That’s great that the ami is working for you! Teaching can be really stressful. I keep thinking it’s the worse profession for this particular illness. On amazon I found some fluorescent light covers made especially for schools. Maybe you could put them in your classroom? They are made by Crayola.
Oh wow, thanks for letting me know, I’ll definitely look into that! I was so shocked when my neurologist said that 80% of the people she diagnoses with vestibular migraines are teachers. I couldn’t imagine doing anything else though!
That is crazy. I’d imagine it’s the pressure and stress that comes with the job. I have a friend that used to work on life insurance and she said the highest premiums went to teachers and prison wardens! It’s not a job I can ever imagine doing full time again.
Yes, it’s definitely a stressful job. I love what I do and it is very rewarding because I work in inner-city/low-income schools. However, if I would have known I had MAV I probably would have chosen another field.
I am a teacher in Australia in secondary schools. MAV and teaching are not good for each other. Noise is a problem. Also Smart screens and flourescent lights. Stress is not good either. It can bring on a full blown migraine. I also have trouble hearing students with a lot of background noise. I just cope the best way I can and rejuvenate on the weekends and holidays
Hi, I hope it’s okay to open this chat up again. I’ve been working part-time in a Primary school as an SEN Learning Support Assistant for the past few years. I’d always planned to retrain when my youngest was a little older, and as she’s going into year 6 in September, have applied for and been offered a place, to do my Teacher Training in September. I’ve had a good run lately, minimal nausea, swimmy feeling has been okay. My plan is to work part-time again once I’m qualified but I obviously have to get through the year of full-time training first. This week has been horrendous. Yesterday I felt exhausted, off balance and just “off”. Today I am equally tired but feeling sick to add to the joy, plus I can feel the pressure in my ears building and I look shattered. I have barely scraped through the last two days at work and that’s just doing 9-3. My period arrived this morning so hormones are obviously the trigger on this occasion.
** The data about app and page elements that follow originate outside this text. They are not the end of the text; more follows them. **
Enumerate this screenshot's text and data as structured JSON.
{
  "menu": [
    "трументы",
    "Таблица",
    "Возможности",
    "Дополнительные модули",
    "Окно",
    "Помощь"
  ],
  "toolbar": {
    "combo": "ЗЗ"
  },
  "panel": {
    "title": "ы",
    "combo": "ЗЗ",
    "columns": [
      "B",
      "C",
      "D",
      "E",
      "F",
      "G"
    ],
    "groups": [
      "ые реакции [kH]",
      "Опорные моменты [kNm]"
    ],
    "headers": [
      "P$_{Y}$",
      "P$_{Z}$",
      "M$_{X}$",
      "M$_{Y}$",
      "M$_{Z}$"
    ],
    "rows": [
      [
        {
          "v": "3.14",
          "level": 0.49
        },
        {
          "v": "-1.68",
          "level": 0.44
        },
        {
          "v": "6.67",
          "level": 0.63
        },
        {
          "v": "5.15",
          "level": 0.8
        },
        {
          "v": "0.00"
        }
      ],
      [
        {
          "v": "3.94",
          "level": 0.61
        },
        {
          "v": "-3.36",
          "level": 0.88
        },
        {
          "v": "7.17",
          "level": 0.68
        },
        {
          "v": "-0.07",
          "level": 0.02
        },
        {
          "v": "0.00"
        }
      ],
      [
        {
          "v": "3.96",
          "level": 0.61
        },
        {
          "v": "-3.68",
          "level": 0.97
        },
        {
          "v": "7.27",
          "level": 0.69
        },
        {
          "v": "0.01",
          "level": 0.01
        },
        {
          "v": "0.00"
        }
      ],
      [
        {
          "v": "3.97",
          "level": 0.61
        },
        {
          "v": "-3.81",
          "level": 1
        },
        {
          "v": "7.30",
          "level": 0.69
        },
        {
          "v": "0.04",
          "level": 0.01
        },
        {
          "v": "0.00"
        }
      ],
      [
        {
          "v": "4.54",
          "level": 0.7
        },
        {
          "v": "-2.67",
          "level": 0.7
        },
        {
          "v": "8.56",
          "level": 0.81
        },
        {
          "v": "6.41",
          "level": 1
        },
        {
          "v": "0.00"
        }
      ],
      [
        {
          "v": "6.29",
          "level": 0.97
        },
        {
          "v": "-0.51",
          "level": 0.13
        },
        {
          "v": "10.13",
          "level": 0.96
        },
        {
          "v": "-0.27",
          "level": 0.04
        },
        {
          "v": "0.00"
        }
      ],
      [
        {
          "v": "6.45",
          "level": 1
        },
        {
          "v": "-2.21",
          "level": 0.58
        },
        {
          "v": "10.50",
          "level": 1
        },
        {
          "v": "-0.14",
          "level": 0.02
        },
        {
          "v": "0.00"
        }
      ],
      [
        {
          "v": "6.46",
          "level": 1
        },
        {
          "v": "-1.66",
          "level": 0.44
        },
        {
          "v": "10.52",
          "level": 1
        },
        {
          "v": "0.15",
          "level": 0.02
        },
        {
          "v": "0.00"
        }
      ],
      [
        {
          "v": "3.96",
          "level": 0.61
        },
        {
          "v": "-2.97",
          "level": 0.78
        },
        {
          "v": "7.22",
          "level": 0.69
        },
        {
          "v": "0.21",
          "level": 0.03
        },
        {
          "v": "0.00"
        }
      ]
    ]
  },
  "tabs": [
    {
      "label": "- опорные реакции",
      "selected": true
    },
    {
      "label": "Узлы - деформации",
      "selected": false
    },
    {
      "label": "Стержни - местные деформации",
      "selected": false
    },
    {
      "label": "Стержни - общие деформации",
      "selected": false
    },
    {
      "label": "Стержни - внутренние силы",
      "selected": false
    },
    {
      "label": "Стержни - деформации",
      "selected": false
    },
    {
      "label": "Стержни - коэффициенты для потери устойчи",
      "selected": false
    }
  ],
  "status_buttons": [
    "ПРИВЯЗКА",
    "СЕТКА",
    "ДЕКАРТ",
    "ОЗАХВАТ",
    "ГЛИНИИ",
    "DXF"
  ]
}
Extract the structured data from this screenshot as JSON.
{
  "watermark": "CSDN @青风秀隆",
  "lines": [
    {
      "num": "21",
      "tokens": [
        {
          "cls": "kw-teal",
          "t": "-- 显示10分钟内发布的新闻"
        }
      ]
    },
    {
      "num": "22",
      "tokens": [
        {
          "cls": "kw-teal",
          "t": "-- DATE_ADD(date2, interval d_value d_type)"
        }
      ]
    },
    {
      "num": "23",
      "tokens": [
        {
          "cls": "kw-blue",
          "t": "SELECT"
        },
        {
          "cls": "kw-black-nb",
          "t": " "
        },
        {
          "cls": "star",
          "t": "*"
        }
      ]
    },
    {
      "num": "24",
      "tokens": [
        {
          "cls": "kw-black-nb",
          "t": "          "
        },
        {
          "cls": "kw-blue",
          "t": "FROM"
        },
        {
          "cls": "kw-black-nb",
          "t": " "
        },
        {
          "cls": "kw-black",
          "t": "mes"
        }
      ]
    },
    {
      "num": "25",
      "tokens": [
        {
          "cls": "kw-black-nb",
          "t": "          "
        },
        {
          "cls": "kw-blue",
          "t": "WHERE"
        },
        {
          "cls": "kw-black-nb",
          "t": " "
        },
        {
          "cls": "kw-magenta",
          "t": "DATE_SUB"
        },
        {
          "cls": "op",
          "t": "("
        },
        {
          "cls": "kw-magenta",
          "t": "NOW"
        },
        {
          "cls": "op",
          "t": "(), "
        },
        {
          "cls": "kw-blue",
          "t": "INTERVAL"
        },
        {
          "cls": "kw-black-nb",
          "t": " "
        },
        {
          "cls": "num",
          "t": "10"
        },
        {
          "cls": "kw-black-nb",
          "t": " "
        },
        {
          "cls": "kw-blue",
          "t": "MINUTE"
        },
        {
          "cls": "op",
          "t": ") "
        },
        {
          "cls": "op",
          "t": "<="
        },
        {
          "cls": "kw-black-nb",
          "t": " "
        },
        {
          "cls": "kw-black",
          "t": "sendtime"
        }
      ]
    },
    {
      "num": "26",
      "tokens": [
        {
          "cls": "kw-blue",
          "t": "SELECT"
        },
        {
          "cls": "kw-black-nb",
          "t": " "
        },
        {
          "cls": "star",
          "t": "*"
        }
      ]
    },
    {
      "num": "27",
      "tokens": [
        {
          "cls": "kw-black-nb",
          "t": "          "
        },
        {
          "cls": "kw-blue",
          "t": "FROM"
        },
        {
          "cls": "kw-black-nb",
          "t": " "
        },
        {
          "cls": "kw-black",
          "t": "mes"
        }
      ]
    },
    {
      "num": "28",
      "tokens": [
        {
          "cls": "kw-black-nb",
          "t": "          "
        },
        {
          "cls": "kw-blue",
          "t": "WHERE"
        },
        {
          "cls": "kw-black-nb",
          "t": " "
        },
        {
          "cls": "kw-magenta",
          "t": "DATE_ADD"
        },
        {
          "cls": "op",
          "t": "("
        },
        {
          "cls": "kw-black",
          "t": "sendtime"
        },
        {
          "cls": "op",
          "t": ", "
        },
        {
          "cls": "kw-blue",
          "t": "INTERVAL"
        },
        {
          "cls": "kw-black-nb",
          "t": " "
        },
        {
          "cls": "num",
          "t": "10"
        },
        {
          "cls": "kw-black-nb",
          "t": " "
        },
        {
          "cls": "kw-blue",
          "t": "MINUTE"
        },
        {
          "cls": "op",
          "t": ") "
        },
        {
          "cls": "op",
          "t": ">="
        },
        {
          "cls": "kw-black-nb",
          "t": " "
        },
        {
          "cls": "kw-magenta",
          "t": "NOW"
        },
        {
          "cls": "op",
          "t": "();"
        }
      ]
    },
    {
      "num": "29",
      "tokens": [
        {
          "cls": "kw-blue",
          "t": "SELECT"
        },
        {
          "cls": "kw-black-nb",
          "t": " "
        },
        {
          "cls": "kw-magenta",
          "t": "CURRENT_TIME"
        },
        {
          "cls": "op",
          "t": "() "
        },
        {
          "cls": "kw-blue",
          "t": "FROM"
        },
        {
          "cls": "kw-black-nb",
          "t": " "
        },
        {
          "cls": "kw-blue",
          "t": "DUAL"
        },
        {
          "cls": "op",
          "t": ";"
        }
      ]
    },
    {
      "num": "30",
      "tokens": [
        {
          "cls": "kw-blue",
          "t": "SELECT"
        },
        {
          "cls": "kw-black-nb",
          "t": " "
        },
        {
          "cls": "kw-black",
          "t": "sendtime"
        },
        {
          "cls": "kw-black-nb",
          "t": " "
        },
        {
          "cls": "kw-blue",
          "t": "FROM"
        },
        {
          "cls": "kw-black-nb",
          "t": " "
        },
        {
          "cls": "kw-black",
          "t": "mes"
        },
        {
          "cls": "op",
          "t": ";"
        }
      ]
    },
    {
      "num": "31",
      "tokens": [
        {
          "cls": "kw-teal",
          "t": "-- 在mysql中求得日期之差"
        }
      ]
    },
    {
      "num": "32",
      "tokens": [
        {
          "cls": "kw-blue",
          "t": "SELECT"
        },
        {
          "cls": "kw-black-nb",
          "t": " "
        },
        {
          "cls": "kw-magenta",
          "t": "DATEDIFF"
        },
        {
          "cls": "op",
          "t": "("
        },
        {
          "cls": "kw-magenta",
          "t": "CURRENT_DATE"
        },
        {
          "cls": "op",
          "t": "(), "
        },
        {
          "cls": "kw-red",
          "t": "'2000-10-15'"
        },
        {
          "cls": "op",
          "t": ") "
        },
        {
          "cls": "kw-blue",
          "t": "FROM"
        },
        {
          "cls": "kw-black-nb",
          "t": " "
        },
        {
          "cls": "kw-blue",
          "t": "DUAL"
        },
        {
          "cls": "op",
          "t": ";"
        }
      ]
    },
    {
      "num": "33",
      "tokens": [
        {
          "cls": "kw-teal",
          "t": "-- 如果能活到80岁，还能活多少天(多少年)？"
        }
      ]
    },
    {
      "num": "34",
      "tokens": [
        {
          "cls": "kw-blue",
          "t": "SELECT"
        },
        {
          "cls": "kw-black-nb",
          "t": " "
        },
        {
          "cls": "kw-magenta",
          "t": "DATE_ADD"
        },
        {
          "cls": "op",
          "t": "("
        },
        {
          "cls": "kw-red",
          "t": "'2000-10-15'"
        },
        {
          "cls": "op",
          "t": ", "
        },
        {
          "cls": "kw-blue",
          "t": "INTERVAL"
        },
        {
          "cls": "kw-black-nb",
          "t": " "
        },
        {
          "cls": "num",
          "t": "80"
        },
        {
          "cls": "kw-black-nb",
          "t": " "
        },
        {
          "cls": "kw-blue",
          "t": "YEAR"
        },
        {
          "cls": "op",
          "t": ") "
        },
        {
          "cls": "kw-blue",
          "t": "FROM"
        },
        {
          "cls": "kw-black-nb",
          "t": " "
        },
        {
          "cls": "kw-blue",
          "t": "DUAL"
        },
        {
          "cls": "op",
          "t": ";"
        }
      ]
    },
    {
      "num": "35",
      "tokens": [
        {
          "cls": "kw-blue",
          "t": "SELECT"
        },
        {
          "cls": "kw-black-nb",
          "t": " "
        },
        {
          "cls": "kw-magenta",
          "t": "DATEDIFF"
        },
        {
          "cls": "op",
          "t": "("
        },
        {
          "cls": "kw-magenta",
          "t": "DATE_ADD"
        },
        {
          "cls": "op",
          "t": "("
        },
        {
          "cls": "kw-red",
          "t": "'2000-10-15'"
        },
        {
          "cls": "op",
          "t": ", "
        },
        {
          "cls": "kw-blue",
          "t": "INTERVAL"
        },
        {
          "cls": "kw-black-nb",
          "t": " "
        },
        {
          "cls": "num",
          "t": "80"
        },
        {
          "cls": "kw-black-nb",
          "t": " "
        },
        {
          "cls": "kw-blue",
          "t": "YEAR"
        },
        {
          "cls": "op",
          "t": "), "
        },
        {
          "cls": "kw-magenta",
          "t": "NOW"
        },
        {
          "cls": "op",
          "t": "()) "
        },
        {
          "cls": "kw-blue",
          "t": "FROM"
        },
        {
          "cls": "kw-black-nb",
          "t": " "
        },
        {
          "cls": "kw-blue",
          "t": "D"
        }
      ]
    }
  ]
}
But how on earth am I supposed to train full time, do the necessary homework and be there for my children if I can’t cope with the job I’m currently doing when I feel like this?! My goal ever since I went back to work after having my children was to retrain as soon they were old enough for me to do so. The thought that I may not be able to do that is causing me many tears at the moment, which obviously won’t be helping matters! I just wondered if anyone had any insights, either from anyone who is already a teacher, or has done the training, or retrained as something else and how it was doing so with vestibular issues? I do have the option to defer my place for a year which my husband thinks I should consider, but I’ve come so far and am feeling really quite unsettled at potentially not being able to do the thing I have planned for for the past few years. Any advice would be gratefully received xx
With ongoing uncontrolled vestibular symptoms I would imagine any retraining scheme would be doubly challenging at very least. Add In your other projected responsibilities and I’d say it could easily prove impossible. Worse case scenario it would push you over the edge into something much more chronic. IMO your health should take top priority. Hubby is right. Smart Guy. Time to put preconceived ideas of your Life Plan on hold until you can achieve some stability. Lots of people find they can’t work, others find they need to change direction, cut hours etc to accommodate living with what is a chronic condition. I am hoping @nin might just be about to comment.